▶ Action item: Scan the records below and say how many lines include the word "quality", giving no other text.

[Data items]
================================
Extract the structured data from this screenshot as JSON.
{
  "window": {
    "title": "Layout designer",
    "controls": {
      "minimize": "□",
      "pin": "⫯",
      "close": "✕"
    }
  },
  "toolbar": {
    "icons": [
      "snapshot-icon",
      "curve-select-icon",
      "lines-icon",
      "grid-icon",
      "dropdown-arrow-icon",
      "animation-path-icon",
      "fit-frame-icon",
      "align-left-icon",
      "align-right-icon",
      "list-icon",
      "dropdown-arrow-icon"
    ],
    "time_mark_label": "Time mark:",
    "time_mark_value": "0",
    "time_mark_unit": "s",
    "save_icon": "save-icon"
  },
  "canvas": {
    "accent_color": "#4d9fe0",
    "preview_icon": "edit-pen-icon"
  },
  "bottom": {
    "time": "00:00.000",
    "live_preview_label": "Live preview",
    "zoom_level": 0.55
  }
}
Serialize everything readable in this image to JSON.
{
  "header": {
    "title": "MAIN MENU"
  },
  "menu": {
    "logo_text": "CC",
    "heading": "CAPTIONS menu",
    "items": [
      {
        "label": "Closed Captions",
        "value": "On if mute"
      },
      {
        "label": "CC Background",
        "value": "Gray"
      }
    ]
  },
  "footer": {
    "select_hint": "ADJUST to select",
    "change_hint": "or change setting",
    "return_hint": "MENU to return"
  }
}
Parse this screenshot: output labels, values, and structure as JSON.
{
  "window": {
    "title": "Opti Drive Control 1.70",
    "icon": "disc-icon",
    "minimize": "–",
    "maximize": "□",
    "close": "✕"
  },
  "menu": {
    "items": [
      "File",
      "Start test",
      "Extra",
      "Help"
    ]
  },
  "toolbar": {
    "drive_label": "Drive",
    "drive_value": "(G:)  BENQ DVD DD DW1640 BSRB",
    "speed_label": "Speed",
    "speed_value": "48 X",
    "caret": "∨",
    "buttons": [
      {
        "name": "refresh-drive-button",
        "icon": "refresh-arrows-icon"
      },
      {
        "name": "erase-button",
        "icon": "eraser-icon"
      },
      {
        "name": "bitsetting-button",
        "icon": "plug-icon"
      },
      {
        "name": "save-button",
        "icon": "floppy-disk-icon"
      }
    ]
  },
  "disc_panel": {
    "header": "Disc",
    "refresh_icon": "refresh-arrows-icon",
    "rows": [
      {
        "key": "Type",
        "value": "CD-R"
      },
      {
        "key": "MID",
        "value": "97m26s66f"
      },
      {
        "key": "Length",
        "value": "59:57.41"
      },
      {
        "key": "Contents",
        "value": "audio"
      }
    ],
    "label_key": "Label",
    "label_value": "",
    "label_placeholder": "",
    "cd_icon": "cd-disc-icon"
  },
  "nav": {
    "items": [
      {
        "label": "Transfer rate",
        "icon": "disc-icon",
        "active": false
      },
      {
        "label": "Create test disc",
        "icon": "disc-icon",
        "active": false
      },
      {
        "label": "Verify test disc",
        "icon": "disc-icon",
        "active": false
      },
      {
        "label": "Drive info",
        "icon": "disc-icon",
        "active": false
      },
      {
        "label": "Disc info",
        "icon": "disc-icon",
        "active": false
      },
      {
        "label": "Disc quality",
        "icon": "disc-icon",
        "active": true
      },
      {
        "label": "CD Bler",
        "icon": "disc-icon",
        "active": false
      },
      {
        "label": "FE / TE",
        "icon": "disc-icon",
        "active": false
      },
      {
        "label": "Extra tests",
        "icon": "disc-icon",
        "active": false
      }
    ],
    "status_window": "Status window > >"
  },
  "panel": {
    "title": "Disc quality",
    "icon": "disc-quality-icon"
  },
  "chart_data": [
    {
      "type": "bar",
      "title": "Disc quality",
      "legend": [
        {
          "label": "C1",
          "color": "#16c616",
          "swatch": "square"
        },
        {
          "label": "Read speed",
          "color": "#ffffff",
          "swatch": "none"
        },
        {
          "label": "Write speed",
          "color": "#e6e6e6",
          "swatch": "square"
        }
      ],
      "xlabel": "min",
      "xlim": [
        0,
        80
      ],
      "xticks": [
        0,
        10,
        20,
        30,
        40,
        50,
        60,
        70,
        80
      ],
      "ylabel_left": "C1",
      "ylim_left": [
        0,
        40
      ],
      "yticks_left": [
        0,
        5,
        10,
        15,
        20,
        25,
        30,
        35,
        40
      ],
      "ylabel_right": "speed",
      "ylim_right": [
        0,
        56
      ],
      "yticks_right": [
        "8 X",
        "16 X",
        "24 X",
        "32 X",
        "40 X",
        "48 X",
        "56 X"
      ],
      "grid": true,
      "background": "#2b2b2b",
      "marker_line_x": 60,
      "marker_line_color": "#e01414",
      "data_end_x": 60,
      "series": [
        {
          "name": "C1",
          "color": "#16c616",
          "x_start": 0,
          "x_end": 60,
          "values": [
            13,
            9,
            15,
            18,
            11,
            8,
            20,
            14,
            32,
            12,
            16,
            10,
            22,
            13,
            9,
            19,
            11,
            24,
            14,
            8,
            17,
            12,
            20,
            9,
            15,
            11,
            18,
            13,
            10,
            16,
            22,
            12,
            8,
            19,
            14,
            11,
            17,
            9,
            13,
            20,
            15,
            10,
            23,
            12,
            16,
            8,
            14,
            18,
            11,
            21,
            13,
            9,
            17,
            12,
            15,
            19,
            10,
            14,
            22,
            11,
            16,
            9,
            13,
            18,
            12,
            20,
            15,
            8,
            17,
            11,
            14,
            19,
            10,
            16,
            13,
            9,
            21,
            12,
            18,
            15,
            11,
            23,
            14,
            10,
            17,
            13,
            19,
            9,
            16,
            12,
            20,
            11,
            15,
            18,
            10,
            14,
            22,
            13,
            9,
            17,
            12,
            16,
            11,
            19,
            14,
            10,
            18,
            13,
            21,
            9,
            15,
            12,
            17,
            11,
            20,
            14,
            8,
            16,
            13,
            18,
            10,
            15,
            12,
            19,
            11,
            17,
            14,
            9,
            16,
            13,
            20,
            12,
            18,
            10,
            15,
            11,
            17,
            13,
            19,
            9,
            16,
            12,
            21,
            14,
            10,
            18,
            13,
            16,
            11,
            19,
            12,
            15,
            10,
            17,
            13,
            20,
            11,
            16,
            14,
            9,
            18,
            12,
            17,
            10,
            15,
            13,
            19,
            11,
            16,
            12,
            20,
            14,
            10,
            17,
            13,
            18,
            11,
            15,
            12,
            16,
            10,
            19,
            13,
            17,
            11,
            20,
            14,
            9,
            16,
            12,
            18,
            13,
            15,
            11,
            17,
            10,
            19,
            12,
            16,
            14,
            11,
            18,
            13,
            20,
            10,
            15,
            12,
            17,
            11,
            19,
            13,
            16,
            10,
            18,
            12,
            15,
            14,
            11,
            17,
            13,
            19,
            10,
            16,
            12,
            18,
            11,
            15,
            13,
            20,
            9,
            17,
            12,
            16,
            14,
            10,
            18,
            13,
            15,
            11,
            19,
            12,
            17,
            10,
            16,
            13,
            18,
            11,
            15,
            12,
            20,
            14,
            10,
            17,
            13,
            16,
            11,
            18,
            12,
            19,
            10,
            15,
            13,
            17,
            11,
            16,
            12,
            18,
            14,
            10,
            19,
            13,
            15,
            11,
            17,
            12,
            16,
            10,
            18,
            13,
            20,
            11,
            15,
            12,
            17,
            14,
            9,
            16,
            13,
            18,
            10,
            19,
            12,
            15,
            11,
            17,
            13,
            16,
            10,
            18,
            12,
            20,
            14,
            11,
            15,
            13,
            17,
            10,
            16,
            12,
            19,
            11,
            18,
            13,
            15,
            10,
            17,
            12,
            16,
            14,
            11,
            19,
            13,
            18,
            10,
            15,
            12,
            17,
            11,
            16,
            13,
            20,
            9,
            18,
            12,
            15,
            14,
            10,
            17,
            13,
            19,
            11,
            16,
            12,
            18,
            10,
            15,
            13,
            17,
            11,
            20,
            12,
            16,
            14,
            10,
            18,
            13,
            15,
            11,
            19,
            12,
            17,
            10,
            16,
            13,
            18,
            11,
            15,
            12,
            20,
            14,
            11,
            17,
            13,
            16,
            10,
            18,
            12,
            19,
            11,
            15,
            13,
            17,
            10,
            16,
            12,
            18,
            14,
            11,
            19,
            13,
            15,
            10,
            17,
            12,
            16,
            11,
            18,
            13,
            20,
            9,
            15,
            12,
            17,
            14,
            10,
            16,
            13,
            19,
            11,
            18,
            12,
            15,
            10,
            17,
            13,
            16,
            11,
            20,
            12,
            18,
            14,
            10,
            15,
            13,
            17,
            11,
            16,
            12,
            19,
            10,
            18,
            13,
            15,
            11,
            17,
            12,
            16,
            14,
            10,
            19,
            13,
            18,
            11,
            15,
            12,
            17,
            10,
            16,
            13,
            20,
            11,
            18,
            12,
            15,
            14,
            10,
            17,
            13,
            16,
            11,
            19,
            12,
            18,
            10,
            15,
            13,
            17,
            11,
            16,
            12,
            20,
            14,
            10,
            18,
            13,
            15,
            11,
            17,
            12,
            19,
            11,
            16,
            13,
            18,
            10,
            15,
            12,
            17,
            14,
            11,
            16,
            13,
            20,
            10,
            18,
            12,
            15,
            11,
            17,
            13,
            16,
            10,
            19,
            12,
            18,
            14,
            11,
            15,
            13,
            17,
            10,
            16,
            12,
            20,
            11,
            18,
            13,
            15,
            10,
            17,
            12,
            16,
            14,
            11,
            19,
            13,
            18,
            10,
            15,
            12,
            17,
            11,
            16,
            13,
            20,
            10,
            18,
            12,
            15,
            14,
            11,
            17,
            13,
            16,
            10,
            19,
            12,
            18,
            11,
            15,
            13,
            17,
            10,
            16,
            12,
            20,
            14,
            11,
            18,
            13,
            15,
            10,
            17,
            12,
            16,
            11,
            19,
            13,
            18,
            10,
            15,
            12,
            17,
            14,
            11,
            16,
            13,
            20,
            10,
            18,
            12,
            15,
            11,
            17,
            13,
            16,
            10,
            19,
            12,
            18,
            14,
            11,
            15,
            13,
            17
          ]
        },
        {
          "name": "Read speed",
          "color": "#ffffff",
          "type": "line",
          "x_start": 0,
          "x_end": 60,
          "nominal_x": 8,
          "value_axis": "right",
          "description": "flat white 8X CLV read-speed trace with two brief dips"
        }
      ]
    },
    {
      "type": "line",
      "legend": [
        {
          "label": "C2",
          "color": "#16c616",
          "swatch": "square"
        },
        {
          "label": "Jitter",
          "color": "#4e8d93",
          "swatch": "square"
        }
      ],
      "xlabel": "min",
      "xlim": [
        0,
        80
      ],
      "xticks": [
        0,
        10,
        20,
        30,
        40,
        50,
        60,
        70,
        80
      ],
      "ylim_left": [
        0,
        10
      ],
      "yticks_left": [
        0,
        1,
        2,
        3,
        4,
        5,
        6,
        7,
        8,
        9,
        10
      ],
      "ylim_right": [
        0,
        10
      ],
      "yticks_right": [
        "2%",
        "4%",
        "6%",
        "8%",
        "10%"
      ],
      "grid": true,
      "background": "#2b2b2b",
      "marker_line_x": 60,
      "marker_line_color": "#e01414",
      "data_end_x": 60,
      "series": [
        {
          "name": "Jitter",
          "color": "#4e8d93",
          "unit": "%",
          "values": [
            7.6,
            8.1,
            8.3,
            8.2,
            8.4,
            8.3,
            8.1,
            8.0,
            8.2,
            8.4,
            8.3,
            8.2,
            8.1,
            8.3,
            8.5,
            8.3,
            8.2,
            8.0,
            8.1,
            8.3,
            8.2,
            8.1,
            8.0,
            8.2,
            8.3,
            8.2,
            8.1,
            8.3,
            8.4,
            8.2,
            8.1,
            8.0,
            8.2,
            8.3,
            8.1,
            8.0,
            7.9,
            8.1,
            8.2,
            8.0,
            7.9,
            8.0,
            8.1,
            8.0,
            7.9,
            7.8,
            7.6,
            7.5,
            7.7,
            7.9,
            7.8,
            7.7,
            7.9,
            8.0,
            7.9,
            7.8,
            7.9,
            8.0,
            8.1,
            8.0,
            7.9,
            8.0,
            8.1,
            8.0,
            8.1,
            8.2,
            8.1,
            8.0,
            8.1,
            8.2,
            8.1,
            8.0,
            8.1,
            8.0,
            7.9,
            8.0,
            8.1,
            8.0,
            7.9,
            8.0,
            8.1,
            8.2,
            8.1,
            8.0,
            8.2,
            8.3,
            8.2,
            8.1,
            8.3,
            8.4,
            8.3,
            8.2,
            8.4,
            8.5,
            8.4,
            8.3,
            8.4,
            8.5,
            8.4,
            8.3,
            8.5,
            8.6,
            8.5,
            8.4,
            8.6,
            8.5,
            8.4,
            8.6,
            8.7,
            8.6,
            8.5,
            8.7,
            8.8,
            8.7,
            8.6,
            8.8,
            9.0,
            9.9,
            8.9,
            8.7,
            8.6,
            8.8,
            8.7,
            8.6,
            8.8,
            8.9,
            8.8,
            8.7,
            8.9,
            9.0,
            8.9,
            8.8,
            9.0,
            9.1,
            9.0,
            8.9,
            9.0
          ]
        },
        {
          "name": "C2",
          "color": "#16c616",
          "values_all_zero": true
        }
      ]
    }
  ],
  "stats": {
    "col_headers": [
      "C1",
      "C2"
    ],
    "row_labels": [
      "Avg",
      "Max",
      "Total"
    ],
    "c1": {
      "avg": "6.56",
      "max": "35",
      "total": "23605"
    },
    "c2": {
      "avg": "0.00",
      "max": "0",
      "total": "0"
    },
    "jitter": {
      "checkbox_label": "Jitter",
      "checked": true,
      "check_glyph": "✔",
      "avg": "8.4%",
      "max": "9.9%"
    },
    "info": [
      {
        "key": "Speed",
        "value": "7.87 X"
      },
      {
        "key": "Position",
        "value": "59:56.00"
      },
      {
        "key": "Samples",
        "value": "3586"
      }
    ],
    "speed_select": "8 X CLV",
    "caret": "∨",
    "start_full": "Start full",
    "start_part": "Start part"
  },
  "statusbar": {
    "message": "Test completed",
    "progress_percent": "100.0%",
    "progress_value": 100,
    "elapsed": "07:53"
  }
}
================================
▶ The answer: 4